Israel's attorney general has prohibited the government from cutting electricity supplies to the Gaza Strip, arguing that there needs to be a full evaluation of the humanitarian consequences first.
The ruling by Attorney General Menahem Mazuz came late on Monday after 10 human rights groups petitioned Israel's supreme court to stop the cutbacks, arguing that they amounted to collective punishment. Israel had announced Sunday that it was cutting back fuel supplies and electricity to the Hamas-controlled Palestinian territory.
Israel's Justice Ministry said in a statement on Monday that "further consideration needs to be given to cutting off electricity because of the humanitarian implications on the civilian population." The supreme court has given the government until Friday to justify the economic sanctions it is seeking to impose on the Palestinian territory.
Israel began cutting fuel supplies to the Gaza Strip on Sunday, just weeks after it declared the coastal strip a "hostile entity" in response to the frequent rocket attacks on southern Israel. On Monday a Palestinian militant, a civilian and an Israeli soldier were killed during a brief incursion by Israeli forces into the Gaza Strip.
The two Palestinian territories have been split between the Hamas-controlled Gaza Strip and Fatah-dominated West Bank after the Islamist group wrested control of the coastal strip during a violent conflict with the secular Fatah security forces in June. The economic situation in the Gaza Strip has steadily deteriorated ever since. The territory's unemployment rate has skyrocketed and 75 percent of its residents are dependent on welfare for survival.
The European Union warned Israel against punishing the 1.5 million Palestinians who live there. The bloc's commissioner for external relations, Benita Ferrero-Waldner, said she was "very concerned," during a visit to Jerusalem on Monday. The commissioner said that while she recognized the "distress" caused by the Palestinian rocket fire, she said "I think collective punishment is never the answer." And she told Israeli officials: "We dont want the population to suffer." Ferrero-Waldner also met with the Palestinian Prime Minister Salam Fayyad in the West Bank, who told her that Israel's measures were "hurting our people in the Gaza Strip."
United Nations General Secretary Ban Ki-moon called the "punitive measures" against the Gaza Strip "unacceptable," and Russia's Foreign Ministry condemned the "isolation" of the Palestinian territory.
Israeli Foreign Ministry spokesman Mark Regev rejected the criticism, saying Israel was continuing to supply humanitarian support to the people of Gaza. "We do not see the Palestinian people as our enemy," he told Agence France Presse, but he said that Israel also had a right to defend itself.
Palestinians rely on Israel for all of their fuel and more than half of their electricity. Palestinian officials said on Sunday that deliveries of fuel oil for Gaza's only power station, as well as diesel and petrol, were down from a quarter to a half and that fuel supplies in general were down by 30 percent, though Israeli official said the supplies were only reduced by between 5 and 11 percent.

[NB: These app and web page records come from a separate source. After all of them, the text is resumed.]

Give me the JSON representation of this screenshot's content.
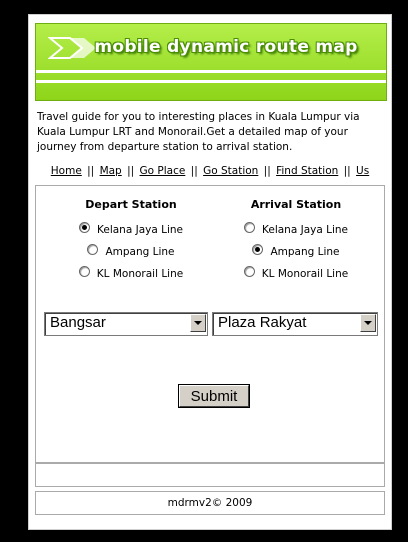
{
  "header": {
    "title": "mobile dynamic route map"
  },
  "intro": "Travel guide for you to interesting places in Kuala Lumpur via Kuala Lumpur LRT and Monorail.Get a detailed map of your journey from departure station to arrival station.",
  "nav": [
    {
      "label": "Home"
    },
    {
      "label": "Map"
    },
    {
      "label": "Go Place"
    },
    {
      "label": "Go Station"
    },
    {
      "label": "Find Station"
    },
    {
      "label": "Us"
    }
  ],
  "nav_separator": "||",
  "depart": {
    "heading": "Depart Station",
    "lines": [
      "Kelana Jaya Line",
      "Ampang Line",
      "KL Monorail Line"
    ],
    "selected_line": "Kelana Jaya Line",
    "station": "Bangsar"
  },
  "arrival": {
    "heading": "Arrival Station",
    "lines": [
      "Kelana Jaya Line",
      "Ampang Line",
      "KL Monorail Line"
    ],
    "selected_line": "Ampang Line",
    "station": "Plaza Rakyat"
  },
  "submit_label": "Submit",
  "footer": "mdrmv2© 2009",
  "colors": {
    "banner": "#9ad925",
    "background": "#000000"
  }
}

The moves against Hamas-controlled Gaza came as Israeli Prime Minister Ehud Olmert prepares for negotiations on formal statehood with the moderate Palestinian President Mahmoud Abbas next month. Olmert, who announced on Monday that he has prostate cancer, has been weakened by last year's failed war in Lebanon and he now faces right-wing opposition within his cabinet over his intention to enter final-status talks with the Palestinians following the US-sponsored summit later this year.